I read this statement from Doug Smith some time ago and it really provoked my thinking. “Who in your world can tell you no? You better find them and listen to them – they can save you from a world of pain.”
In this article, we will discuss the subject of accountability by defining it first and exploring the benefits of being accountable. We will also ponder over the reasons for the lack of accountability and finally conclude with how a leader can become accountable.
Accountability is defined by Wikipedia as answerability, blameworthiness, liability, and the expectation of account-giving. It continues by saying “A is accountable to B when A is obliged to inform B about A’s (past or future) actions and decisions, to justify them, and to suffer punishment in the case of eventual misconduct.”
In his book, “The Man in the Mirror”, Patrick Morley defines accountability as “to be regularly answerable to qualified people for each of the key areas of our lives.” He underlines that the best way to h andle accountability is personal accountability.
Personal Accountability is viewed by the management consultant Todd Herman as “being willing to answer for the outcomes resulting from your choices, behaviours, and actions.” When you are personally accountable, you take ownership of situations that you’re involved in.”
Having defined it, let us discuss some of its benefits.
Benefits of Accountability
“Anyone holding themselves accountable to nobody ought not to be trusted by anybody,” affirms Thomas Paire.

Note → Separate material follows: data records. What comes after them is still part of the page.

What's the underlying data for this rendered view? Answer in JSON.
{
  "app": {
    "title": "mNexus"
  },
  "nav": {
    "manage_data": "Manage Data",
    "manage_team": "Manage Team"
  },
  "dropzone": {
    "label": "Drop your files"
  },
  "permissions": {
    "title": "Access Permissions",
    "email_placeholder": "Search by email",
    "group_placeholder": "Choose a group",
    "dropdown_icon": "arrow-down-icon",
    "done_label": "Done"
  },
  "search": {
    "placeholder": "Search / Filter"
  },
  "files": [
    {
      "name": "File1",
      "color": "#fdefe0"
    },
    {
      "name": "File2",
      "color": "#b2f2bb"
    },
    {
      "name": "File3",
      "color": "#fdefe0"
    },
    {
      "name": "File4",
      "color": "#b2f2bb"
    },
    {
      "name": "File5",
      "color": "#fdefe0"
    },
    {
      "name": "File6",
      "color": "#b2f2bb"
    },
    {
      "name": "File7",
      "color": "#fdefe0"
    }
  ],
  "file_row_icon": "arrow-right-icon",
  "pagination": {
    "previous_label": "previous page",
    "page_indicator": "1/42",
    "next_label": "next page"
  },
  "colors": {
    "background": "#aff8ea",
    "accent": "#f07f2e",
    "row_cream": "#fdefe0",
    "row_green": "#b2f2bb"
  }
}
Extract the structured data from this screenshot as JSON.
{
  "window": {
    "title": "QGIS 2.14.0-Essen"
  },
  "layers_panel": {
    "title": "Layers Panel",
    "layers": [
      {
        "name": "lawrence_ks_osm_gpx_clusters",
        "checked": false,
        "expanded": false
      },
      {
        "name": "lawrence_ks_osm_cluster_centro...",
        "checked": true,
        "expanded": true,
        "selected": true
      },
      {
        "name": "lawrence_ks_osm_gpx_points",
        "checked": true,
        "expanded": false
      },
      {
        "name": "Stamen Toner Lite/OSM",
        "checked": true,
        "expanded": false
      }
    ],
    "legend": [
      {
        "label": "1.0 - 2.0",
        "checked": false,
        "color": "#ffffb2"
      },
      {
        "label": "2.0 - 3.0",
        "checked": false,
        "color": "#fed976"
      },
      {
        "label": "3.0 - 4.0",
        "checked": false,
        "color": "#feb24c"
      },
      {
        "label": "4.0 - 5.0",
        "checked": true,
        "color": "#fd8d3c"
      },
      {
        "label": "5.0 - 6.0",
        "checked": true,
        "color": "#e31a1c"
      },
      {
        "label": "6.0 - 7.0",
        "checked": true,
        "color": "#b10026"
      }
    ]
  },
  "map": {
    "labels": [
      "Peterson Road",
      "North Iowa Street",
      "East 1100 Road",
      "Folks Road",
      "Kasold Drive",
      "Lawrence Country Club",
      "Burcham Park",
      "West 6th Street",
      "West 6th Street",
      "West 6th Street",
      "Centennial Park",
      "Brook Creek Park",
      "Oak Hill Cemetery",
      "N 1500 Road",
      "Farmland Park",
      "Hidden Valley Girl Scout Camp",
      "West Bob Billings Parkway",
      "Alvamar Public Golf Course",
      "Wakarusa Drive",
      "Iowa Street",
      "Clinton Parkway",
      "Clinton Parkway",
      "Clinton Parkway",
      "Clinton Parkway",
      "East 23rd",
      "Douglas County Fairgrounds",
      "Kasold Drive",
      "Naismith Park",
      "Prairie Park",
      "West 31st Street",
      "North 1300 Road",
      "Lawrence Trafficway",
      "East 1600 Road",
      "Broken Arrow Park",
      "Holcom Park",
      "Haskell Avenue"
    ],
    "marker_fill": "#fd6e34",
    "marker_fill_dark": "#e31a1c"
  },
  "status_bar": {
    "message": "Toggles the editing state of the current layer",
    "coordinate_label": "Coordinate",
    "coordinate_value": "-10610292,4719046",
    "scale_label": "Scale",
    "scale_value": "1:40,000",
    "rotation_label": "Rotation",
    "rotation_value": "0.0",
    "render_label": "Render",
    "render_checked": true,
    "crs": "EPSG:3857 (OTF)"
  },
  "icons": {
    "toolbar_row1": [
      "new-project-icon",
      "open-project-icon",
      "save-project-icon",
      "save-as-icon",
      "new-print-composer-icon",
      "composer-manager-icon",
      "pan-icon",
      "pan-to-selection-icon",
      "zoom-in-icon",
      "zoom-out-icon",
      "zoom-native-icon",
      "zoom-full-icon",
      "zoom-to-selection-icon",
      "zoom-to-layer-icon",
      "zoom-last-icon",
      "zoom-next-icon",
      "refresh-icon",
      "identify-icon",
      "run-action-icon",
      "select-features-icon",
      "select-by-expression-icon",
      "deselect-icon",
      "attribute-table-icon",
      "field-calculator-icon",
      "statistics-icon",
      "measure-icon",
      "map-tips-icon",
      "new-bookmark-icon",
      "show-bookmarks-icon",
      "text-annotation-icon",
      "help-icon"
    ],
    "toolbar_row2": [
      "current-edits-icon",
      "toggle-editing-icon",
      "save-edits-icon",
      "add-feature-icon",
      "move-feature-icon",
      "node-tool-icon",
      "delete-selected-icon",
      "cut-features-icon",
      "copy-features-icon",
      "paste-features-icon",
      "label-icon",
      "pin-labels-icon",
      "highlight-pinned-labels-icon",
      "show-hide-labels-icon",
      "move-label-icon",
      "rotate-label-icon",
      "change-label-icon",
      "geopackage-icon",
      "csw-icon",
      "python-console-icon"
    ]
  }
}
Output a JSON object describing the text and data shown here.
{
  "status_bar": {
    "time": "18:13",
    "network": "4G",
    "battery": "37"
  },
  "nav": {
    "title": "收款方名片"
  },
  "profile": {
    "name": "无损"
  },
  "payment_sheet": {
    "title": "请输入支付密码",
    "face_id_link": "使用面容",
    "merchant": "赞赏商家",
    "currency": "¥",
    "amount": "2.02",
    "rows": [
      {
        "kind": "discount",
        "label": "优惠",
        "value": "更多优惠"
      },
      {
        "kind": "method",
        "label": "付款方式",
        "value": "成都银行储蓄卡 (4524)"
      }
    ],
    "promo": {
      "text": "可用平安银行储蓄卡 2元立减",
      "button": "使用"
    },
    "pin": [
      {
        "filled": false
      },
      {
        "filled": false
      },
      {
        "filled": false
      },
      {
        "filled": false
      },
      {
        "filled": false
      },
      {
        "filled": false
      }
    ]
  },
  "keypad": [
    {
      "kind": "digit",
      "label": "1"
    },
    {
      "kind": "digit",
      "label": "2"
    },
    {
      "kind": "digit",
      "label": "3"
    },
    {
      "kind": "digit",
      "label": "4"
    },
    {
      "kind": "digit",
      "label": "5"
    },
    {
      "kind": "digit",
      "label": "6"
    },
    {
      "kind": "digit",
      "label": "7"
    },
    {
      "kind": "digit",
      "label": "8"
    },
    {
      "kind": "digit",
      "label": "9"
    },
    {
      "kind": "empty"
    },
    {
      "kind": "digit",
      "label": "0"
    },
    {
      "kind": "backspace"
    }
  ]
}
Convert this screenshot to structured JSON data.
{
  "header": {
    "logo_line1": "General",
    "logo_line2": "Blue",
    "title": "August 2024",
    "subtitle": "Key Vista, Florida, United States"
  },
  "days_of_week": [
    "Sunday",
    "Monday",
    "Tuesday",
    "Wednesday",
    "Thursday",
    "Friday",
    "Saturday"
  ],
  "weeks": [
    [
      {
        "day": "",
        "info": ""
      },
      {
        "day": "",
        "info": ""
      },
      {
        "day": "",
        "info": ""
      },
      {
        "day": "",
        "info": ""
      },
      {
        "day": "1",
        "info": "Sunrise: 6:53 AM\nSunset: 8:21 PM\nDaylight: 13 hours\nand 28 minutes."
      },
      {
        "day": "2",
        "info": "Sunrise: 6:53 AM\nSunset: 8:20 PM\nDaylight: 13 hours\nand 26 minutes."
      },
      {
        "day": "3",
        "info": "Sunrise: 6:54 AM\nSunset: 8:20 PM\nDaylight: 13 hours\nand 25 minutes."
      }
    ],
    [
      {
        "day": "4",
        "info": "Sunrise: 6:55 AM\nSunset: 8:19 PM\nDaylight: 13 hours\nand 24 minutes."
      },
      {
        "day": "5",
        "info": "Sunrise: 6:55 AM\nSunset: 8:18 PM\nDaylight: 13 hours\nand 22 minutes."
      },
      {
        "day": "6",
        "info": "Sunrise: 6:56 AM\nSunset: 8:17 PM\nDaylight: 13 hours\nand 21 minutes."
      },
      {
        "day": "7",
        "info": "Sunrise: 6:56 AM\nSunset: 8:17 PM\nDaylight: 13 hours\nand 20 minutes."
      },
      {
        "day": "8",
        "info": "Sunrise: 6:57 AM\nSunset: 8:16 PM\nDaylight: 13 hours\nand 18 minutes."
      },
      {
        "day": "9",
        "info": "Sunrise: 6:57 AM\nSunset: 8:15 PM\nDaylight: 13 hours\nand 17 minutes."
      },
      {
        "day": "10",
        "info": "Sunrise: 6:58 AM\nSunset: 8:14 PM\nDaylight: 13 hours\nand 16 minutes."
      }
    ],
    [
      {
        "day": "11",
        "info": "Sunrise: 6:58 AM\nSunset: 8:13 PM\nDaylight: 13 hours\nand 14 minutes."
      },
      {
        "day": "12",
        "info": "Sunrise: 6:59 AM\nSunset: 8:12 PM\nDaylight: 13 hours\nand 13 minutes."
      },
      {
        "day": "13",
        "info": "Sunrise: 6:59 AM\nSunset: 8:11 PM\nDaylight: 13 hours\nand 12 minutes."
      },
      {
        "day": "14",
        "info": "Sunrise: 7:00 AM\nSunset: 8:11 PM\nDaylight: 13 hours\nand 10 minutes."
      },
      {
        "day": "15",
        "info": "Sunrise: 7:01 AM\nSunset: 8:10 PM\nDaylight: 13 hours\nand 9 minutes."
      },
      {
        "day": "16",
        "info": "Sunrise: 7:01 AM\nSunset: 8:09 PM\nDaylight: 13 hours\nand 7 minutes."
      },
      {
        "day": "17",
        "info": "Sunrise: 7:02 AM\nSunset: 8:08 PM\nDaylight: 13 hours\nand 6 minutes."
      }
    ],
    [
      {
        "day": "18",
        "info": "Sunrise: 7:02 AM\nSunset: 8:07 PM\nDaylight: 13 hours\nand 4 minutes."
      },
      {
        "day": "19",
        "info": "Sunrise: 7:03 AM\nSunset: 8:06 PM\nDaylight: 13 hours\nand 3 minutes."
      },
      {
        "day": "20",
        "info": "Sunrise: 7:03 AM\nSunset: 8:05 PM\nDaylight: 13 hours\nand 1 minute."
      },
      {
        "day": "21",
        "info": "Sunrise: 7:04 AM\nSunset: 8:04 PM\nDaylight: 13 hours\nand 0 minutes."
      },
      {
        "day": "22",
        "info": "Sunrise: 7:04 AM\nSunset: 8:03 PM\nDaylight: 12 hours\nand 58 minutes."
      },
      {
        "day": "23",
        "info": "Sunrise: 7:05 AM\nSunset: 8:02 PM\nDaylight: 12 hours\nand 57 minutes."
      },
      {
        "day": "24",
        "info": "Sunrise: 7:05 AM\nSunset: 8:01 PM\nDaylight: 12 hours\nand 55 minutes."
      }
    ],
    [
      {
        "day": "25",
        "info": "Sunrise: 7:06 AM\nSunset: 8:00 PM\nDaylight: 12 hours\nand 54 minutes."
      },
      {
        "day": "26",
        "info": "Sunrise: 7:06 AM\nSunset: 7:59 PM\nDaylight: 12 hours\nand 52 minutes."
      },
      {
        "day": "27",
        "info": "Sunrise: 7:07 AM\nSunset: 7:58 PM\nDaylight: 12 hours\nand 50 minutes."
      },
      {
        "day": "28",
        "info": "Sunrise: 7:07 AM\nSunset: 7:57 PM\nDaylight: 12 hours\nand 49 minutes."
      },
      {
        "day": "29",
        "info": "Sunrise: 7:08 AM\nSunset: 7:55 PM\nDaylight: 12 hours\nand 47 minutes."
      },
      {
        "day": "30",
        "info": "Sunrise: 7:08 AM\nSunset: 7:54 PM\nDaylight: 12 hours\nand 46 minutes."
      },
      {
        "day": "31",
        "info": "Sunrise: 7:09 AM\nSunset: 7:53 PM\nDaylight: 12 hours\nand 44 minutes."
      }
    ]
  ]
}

Accountability promotes trust which is a fundamental glue that binds people. People who have developed personal accountability are willing to do the right thing and to stay true to themselves even when it does not favour them. Moliere said: “It is not only what we do, but also what we do not do, for which we are accountable.” Patrick Morley in his book shared that, “A friend passed along some advice for the man who runs his own business. Pick a man in your organization who is secure in his position. Then give him the authority to come to you any time he feels you are getting off track, close your door, and tell you what’s in his mind.”
Accountability enhances ownership and confidence. A person who is accountable is willing to answer for his actions and will not shift the blame to other people. Martin Luther King says it poignantly: “The ultimate measure of a man is not where he st ands in moments of comfort and convenience, but where he st ands at times of challenge and controversy.”
The example of a code of ethics called The Honour System in one of the private universities in Ghana, Ashesi University, is worth emulating. Ashesi University provides an avenue for students to practice doing the right thing even when no one is watching. In other words, they develop a habit of honourable behaviour and high esteem of personal accountability that are internally driven (Examination Honour Code – Ashesi University).
Personal accountability promotes reliability and helps people to live their values and to be able to regulate themselves effectively. This contributes to improving their emotional intelligence. Deborah Lee put it best: “Self-accountability is who you are when no one is looking”
Reasons Why Many Are Not Accountable
Like an iceberg, the beautiful part of our lives is the ten (10) per cent of what we let people see. What is below the surface, however, is where we live most of our real lives – lives often hidden from the scrutiny of others. Unfortunately, what is unseen and not carefully examined can sink us when we are unaccountable in areas of our lives according to Patrick Morley.
According to the book of Proverbs, “wounds from a friend can be trusted, but an enemy multiplies kisses.”
Patrick Morley goes on to state that maintaining accountability relationships can be one of the hardest things a leader can do because of the following reasons:
- Self-dependency: We have been our own bosses for a long time, and we do not want to answer to anyone.
- Privacy: We do not want anyone intruding into our privacy or private lives.
- We are not sure what accountability is and how to be accountable.
- The hard questions: “How? Why? What? and Who?”
- The problem of personal vulnerability: The price of an effective accountability relationship is personal vulnerability. We must be willing to reveal the parts of our lives that are hidden below the surface and to be transparent.
How Can a Leader be Accountable?
Below are two main questions any leader should consider answering honestly:
- Has anyone ever asked you to hold them accountable for an area of their life?
- Have you ever asked anyone to hold you accountable for an area of your life?
If your answer to these questions is no, you need to realize your need for someone to whom you can be answerable – to give an accurate report to – about how you are progressing in different areas of your life. We need people in our lives who can challenge us to live up to the st andards we have set for ourselves.
Accountability can cover different areas including family, social, physical, intellectual, career, spiritual, areas of personal struggle and moral and ethical behaviour.
To choose an accountability partner, it is suggested to choose
- someone who wants to see you succeed
- someone who has a sense of a need for accountability
- someone who has skill and wisdom
- someone you respect
- someone you feel compatible with
- someone whose judgement you trust and
- someone who respects the confidentiality (trust) of the relationship: this aspect needs to be discussed with your accountability partner
After choosing that accountability partner, get started on the meeting by defining how regularly, the structure to follow and decide to be “brutally honest with yourself and with each other.” This will require personal vulnerability, commitment, and consistency from both parties.
In conclusion, accountability requires hard work, commitment, and lots of patience. The payoff, though, is worth the price for “As iron sharpens iron, so one man sharpens another.”